BT is undergoing a route optimization process. Consultants for this project recommend that BT provide service out to Ivy Tech and Cook Group, located just beyond the city limits. However, this service would not be possible under the current city code. Nor can BT offer service to Ellettsville, under current constraints.
“Most of us don’t constrain our lives to the city limits, even if we live within them. Many city residents need to attend Ivy Tech, or work at Cook Group and other businesses located slightly outside the city, or shop on the western edge of our community. We need a transit system that reflects the realities of our community and serves the needs of city residents,” says Predmore.
Providing reliable public transportation helps all city residents.
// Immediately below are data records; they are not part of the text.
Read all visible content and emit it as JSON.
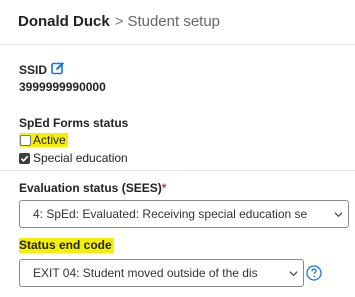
{
  "breadcrumb": {
    "student_name": "Donald Duck",
    "separator": ">",
    "page": "Student setup"
  },
  "ssid": {
    "label": "SSID",
    "value": "3999999990000",
    "edit_icon": "edit-icon"
  },
  "sped_forms": {
    "label": "SpEd Forms status",
    "options": [
      {
        "label": "Active",
        "checked": false,
        "highlighted": true
      },
      {
        "label": "Special education",
        "checked": true,
        "highlighted": false
      }
    ]
  },
  "evaluation": {
    "label": "Evaluation status (SEES)",
    "required_marker": "*",
    "selected_value": "4: SpEd: Evaluated: Receiving special education se"
  },
  "status_end_code": {
    "label": "Status end code",
    "selected_value": "EXIT 04: Student moved outside of the dis",
    "help_icon": "help-circle-icon"
  },
  "colors": {
    "accent": "#1a73e8",
    "highlight": "#f6f000",
    "required": "#d13438"
  }
}
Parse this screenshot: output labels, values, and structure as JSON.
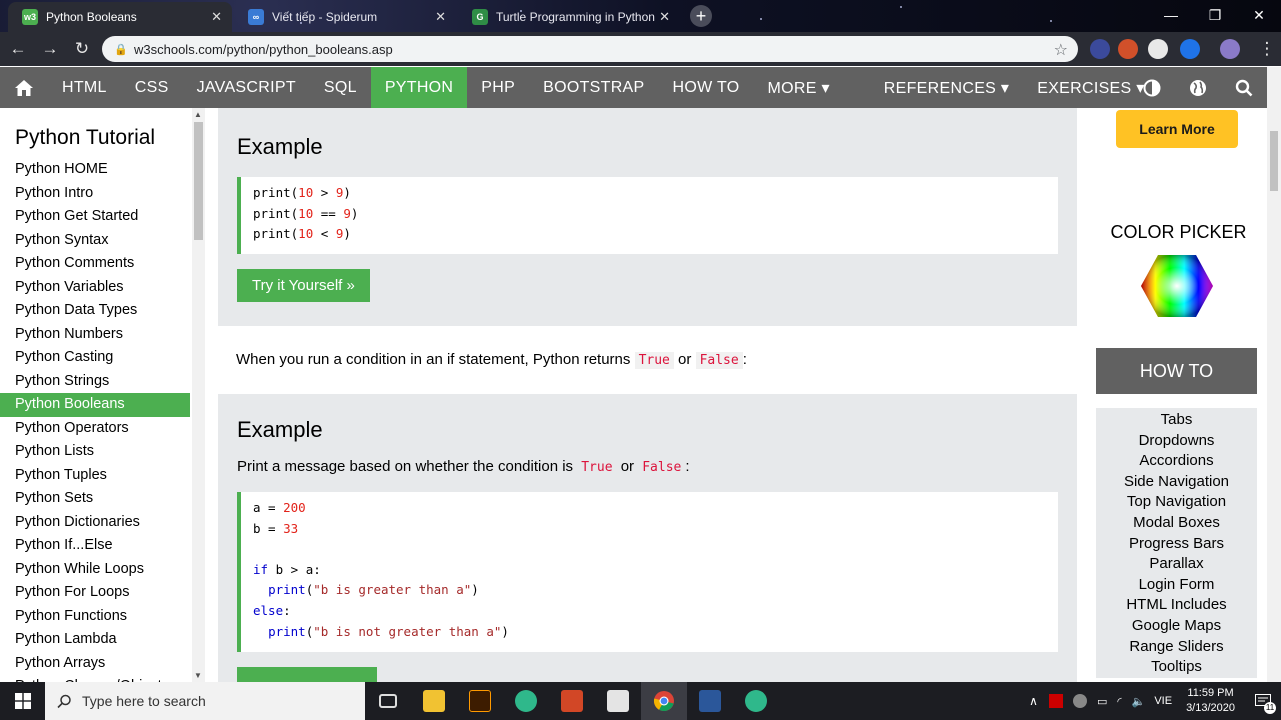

A recent report by the Bloomington Affordable Living Committee – “Working Hard, Falling Behind” – includes this feedback from Amethyst House, a local nonprofit: “Affordable, reliable and accessible public transportation is critical to many in our community as they work to sustain employment, fulfill basic needs, gain access to social services, and engage in our community.”
The Chamber recognizes there are many challenges to expanding transit, including financial resources and political issues between the city and county. Looking at how to improve public transit in other ways should also be a goal for our community. There’s hard work to be done. But changing this city ordinance is an easy step, and we urge council to take it.